TASK TO CARRY OUT
Will you give the material below again, every line exactly as it is?

MATERIAL FOR THE TASK
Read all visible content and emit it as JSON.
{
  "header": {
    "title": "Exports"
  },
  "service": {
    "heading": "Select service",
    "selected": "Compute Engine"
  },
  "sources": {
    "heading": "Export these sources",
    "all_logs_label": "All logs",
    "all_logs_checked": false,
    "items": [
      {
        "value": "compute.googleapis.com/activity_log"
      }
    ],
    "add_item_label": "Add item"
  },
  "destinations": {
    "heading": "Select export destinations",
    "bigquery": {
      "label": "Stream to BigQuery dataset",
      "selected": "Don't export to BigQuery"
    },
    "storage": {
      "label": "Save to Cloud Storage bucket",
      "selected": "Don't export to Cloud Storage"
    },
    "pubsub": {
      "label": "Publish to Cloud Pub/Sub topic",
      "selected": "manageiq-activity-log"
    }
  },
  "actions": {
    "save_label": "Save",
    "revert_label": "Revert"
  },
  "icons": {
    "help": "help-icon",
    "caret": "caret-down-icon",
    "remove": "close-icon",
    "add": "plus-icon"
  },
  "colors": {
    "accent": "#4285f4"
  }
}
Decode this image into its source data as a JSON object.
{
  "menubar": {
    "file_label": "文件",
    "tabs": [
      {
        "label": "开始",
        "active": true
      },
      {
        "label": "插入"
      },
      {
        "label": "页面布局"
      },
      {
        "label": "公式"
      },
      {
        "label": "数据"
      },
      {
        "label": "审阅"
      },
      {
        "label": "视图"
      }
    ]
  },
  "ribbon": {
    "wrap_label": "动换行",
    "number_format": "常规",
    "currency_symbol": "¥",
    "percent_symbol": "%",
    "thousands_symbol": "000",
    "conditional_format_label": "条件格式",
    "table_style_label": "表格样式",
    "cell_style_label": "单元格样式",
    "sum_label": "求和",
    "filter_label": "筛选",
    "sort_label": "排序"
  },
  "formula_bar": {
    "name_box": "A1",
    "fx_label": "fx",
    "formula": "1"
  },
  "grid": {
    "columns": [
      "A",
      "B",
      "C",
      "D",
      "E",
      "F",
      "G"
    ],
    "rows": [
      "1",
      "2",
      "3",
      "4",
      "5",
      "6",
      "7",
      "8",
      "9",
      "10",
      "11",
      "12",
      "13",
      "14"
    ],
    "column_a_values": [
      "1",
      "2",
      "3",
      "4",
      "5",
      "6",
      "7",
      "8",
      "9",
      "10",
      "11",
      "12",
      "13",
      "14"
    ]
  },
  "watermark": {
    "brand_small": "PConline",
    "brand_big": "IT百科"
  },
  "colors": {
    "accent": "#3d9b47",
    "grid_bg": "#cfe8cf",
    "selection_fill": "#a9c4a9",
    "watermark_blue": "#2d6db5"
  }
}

SOLUTION TO THIS PROBLEM
Read all visible content and emit it as JSON.
{
  "header": {
    "title": "Exports"
  },
  "service": {
    "heading": "Select service",
    "selected": "Compute Engine"
  },
  "sources": {
    "heading": "Export these sources",
    "all_logs_label": "All logs",
    "all_logs_checked": false,
    "items": [
      {
        "value": "compute.googleapis.com/activity_log"
      }
    ],
    "add_item_label": "Add item"
  },
  "destinations": {
    "heading": "Select export destinations",
    "bigquery": {
      "label": "Stream to BigQuery dataset",
      "selected": "Don't export to BigQuery"
    },
    "storage": {
      "label": "Save to Cloud Storage bucket",
      "selected": "Don't export to Cloud Storage"
    },
    "pubsub": {
      "label": "Publish to Cloud Pub/Sub topic",
      "selected": "manageiq-activity-log"
    }
  },
  "actions": {
    "save_label": "Save",
    "revert_label": "Revert"
  },
  "icons": {
    "help": "help-icon",
    "caret": "caret-down-icon",
    "remove": "close-icon",
    "add": "plus-icon"
  },
  "colors": {
    "accent": "#4285f4"
  }
}
Decode this image into its source data as a JSON object.
{
  "menubar": {
    "file_label": "文件",
    "tabs": [
      {
        "label": "开始",
        "active": true
      },
      {
        "label": "插入"
      },
      {
        "label": "页面布局"
      },
      {
        "label": "公式"
      },
      {
        "label": "数据"
      },
      {
        "label": "审阅"
      },
      {
        "label": "视图"
      }
    ]
  },
  "ribbon": {
    "wrap_label": "动换行",
    "number_format": "常规",
    "currency_symbol": "¥",
    "percent_symbol": "%",
    "thousands_symbol": "000",
    "conditional_format_label": "条件格式",
    "table_style_label": "表格样式",
    "cell_style_label": "单元格样式",
    "sum_label": "求和",
    "filter_label": "筛选",
    "sort_label": "排序"
  },
  "formula_bar": {
    "name_box": "A1",
    "fx_label": "fx",
    "formula": "1"
  },
  "grid": {
    "columns": [
      "A",
      "B",
      "C",
      "D",
      "E",
      "F",
      "G"
    ],
    "rows": [
      "1",
      "2",
      "3",
      "4",
      "5",
      "6",
      "7",
      "8",
      "9",
      "10",
      "11",
      "12",
      "13",
      "14"
    ],
    "column_a_values": [
      "1",
      "2",
      "3",
      "4",
      "5",
      "6",
      "7",
      "8",
      "9",
      "10",
      "11",
      "12",
      "13",
      "14"
    ]
  },
  "watermark": {
    "brand_small": "PConline",
    "brand_big": "IT百科"
  },
  "colors": {
    "accent": "#3d9b47",
    "grid_bg": "#cfe8cf",
    "selection_fill": "#a9c4a9",
    "watermark_blue": "#2d6db5"
  }
}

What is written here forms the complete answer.